The paper addresses the capacity of democracies to tackle the challenge of climate change. Even though national democracies tend to short-termism and are not always able to deal with global, complicated, and intergenerational challenges such as climate change, institutional innovations present themselves as a better solution than more technocratic or authoritarian forms of climate governance.

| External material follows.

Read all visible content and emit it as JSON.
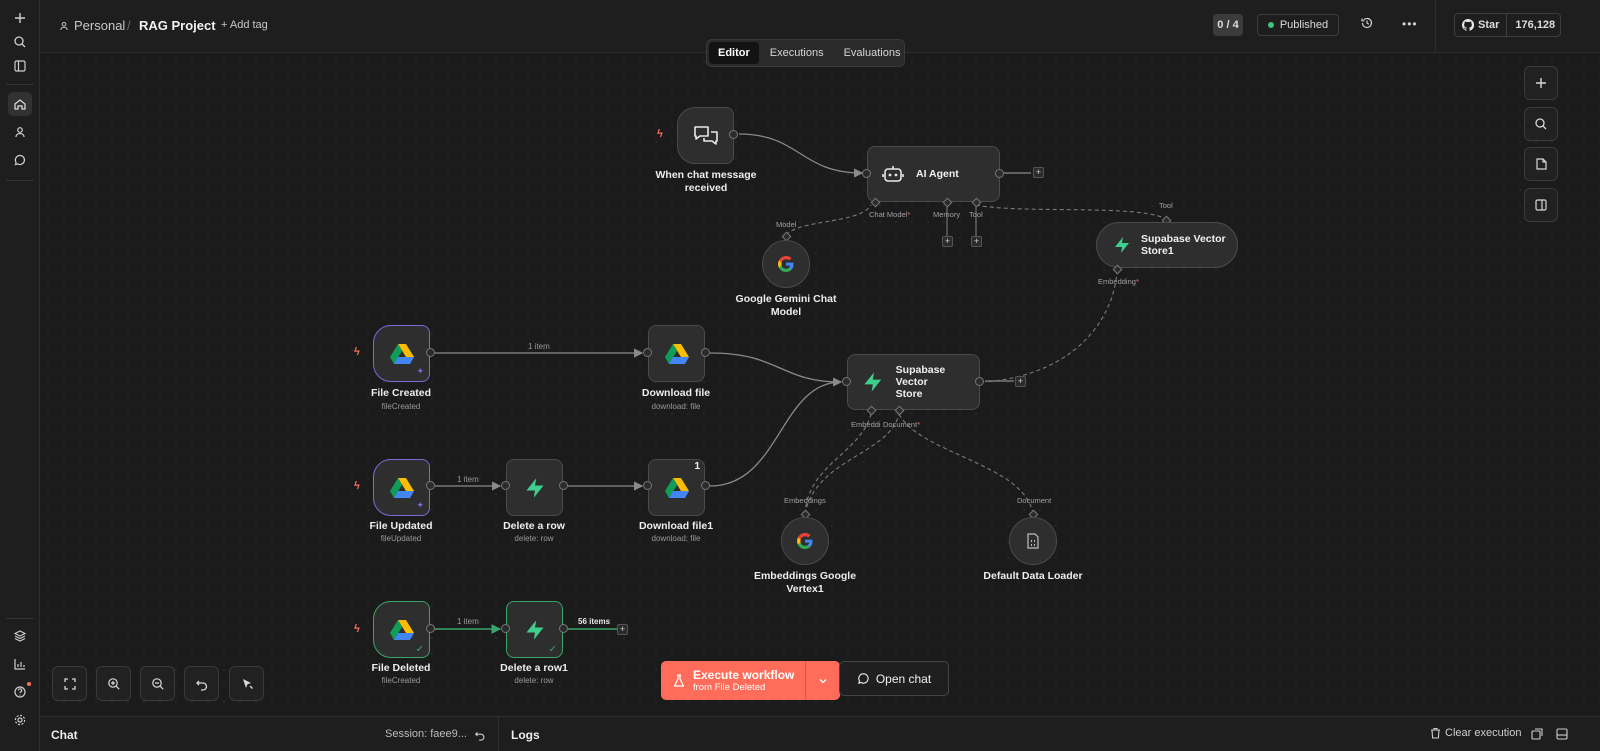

Firstly, the contribution examines the tension between democracy and climate change and identifies short-termism as a central problem. Secondly, form a public law perspective, the article presents different institutional solutions driven by constitutional courts and posterity impact assessments that can help democracies to overcome said challenge. Lastly, the specific case of independent climate bodies is analysed. These diverse bodies can be conceived through a series of public law criteria. Public law offers a framework for these structures to thrive as an institutional solution to the challenge of climate change.